Bluebeard by Kurt Vonnegut was first published in 1987 and is the hoax autobiography of Rabo Karabekian. This novel is laced with many parallels to Vonnegut’s own life. Much more so than his other novels as they all include aspects, either references or core experiences, from his personal history. Regardless of any level of direct association between author and text, this book was fun to read because it focuses on a changing history within America (and the world) mostly around art, war, and the changing of generations and what is remaining, fading, or gaining the spotlight of world events.
This novel centers around Rabo Karabekian, an aging artist and World War II vet, who has a secret locked away in his potato barn on Long Island. Along comes a younger, recently widowed, woman who invites herself to stay in his home and badgers him to tell her his life story. The result is in effect the entirety of this novel.

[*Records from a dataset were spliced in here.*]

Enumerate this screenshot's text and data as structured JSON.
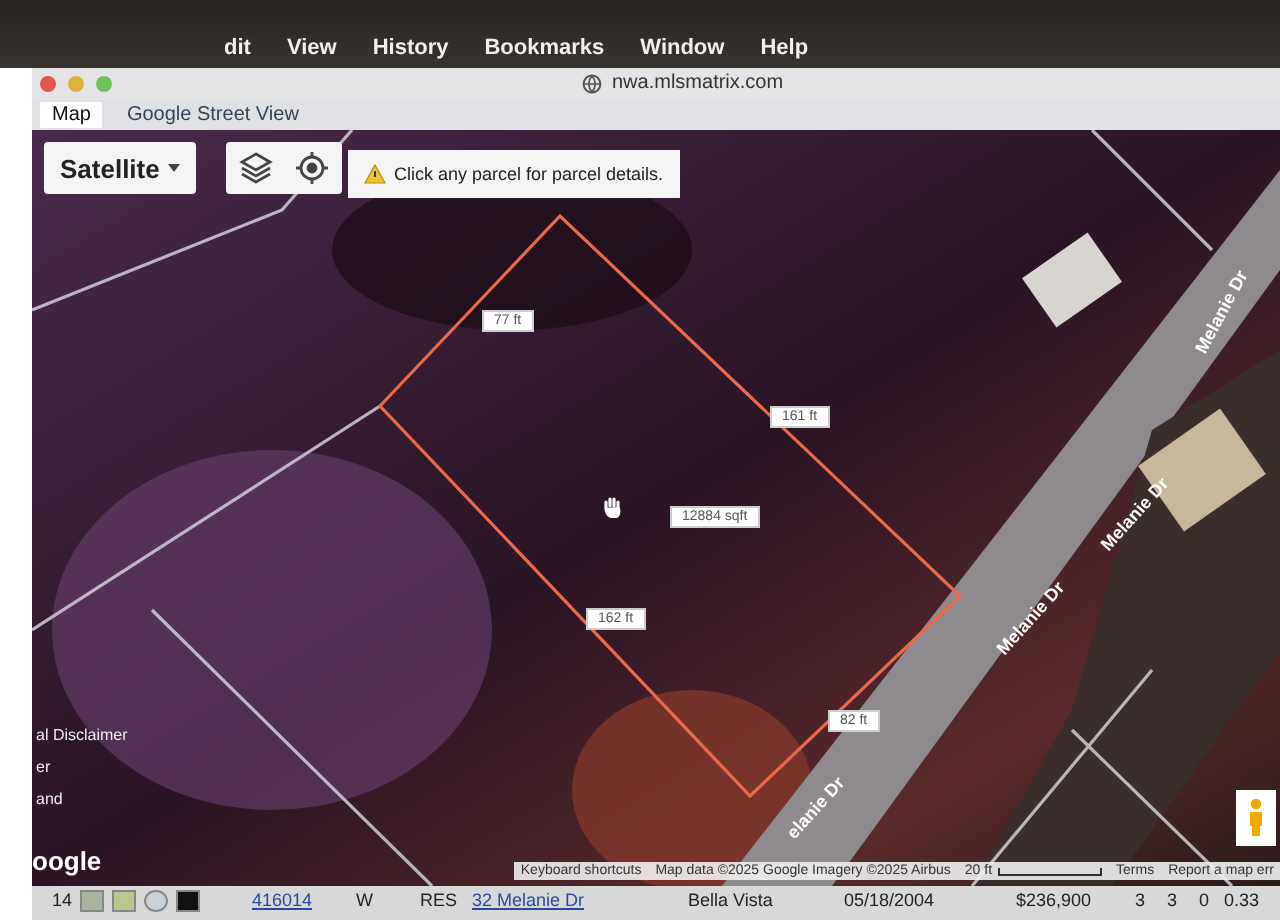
{
  "menu_bar": {
    "items": [
      "dit",
      "View",
      "History",
      "Bookmarks",
      "Window",
      "Help"
    ]
  },
  "address_bar": {
    "url": "nwa.mlsmatrix.com"
  },
  "tabs": [
    {
      "label": "Map",
      "selected": true
    },
    {
      "label": "Google Street View",
      "selected": false
    }
  ],
  "map": {
    "map_type_button": "Satellite",
    "notice": "Click any parcel for parcel details.",
    "measurements": [
      "77 ft",
      "161 ft",
      "12884 sqft",
      "162 ft",
      "82 ft"
    ],
    "street_labels": [
      "Melanie Dr",
      "Melanie Dr",
      "Melanie Dr",
      "elanie Dr"
    ],
    "side_texts": [
      "al Disclaimer",
      "er",
      "and"
    ],
    "logo": "oogle",
    "attribution": [
      "Keyboard shortcuts",
      "Map data ©2025 Google Imagery ©2025 Airbus",
      "20 ft",
      "Terms",
      "Report a map err"
    ]
  },
  "table_row": {
    "cells": [
      "14",
      "416014",
      "W",
      "RES",
      "32 Melanie Dr",
      "Bella Vista",
      "05/18/2004",
      "$236,900",
      "3",
      "3",
      "0",
      "0.33"
    ]
  }
}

Circe Berman, the widow in question, is tiresome at times with her efforts to uproot Rabo’s contentment with (or resignation to) the life he has led. I doubt anyone would really have put up with some of her behaviors, but her own vitality re-ignites the old man’s interests in life to the point he is no longer content just sitting around and waiting to die. This gives us our story and one which I recommend because Vonnegut again gives a narrative that provides a unique perspective of what life means on this small world and how we live together within it.

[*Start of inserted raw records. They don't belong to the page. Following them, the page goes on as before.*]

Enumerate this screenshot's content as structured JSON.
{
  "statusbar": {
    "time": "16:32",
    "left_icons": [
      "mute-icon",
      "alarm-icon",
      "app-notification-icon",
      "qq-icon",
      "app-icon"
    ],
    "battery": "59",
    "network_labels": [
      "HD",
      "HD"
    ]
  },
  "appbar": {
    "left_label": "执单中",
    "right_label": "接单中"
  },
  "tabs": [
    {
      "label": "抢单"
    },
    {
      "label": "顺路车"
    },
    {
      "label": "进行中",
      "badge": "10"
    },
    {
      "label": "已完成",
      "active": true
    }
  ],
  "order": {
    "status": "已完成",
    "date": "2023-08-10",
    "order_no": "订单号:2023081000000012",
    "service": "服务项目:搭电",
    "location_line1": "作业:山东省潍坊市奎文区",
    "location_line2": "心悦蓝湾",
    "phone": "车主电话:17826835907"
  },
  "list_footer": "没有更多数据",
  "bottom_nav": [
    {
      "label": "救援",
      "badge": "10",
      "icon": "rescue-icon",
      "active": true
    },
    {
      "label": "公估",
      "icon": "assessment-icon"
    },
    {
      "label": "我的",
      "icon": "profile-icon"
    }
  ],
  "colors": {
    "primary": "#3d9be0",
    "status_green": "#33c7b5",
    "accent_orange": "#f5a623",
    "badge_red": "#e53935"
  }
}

The celebrities of today will fade and new popular artists and persons will emerge. Each generation seems to have their own heroes and time is unrelenting. Rabo Karabekian was fine thinking he was a forgotten artist who possibly made it into a footnote of history. He had seen much change in the world and most of his friends were gone. His perspective of seeing a world that has somehow already moved on from such a major event as World War II is both incredulous and sorrowful.
Unfortunately, the technologies of today almost make it seem like newsworthy events are cycling through the front page faster and faster than ever before. The world has forgotten the realities of the World Wars and unfortunately quickly forgets the realities of yesterday leaving us no time to mourn or laugh or even ponder the moments that are making up our lives.

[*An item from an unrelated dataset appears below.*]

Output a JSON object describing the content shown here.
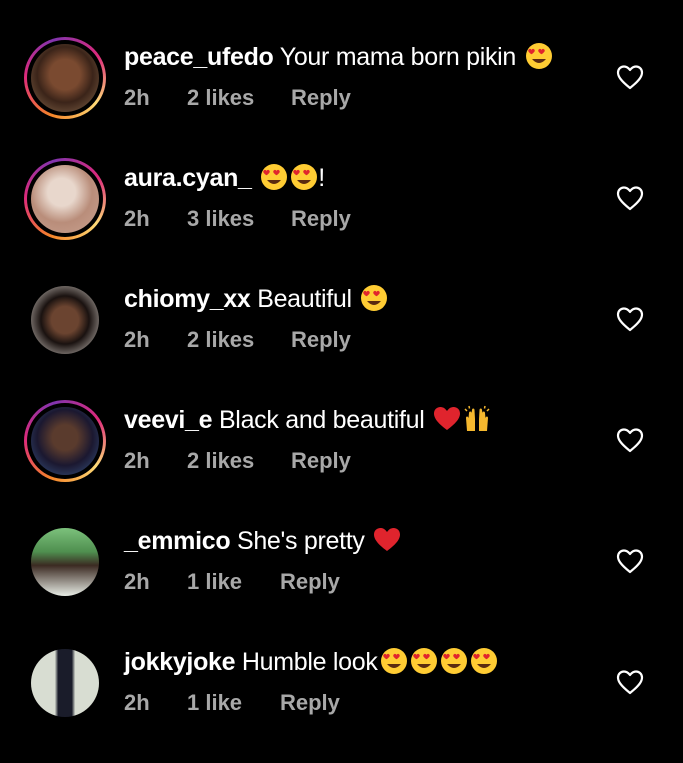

So, dear reader, I hope you remember to slow down and enjoy the life you have. Read books that make you feel, think, wonder, and learn. Read books that give you new perspectives. The world is rich with all types of experiences. Go forth and enjoy the time you have.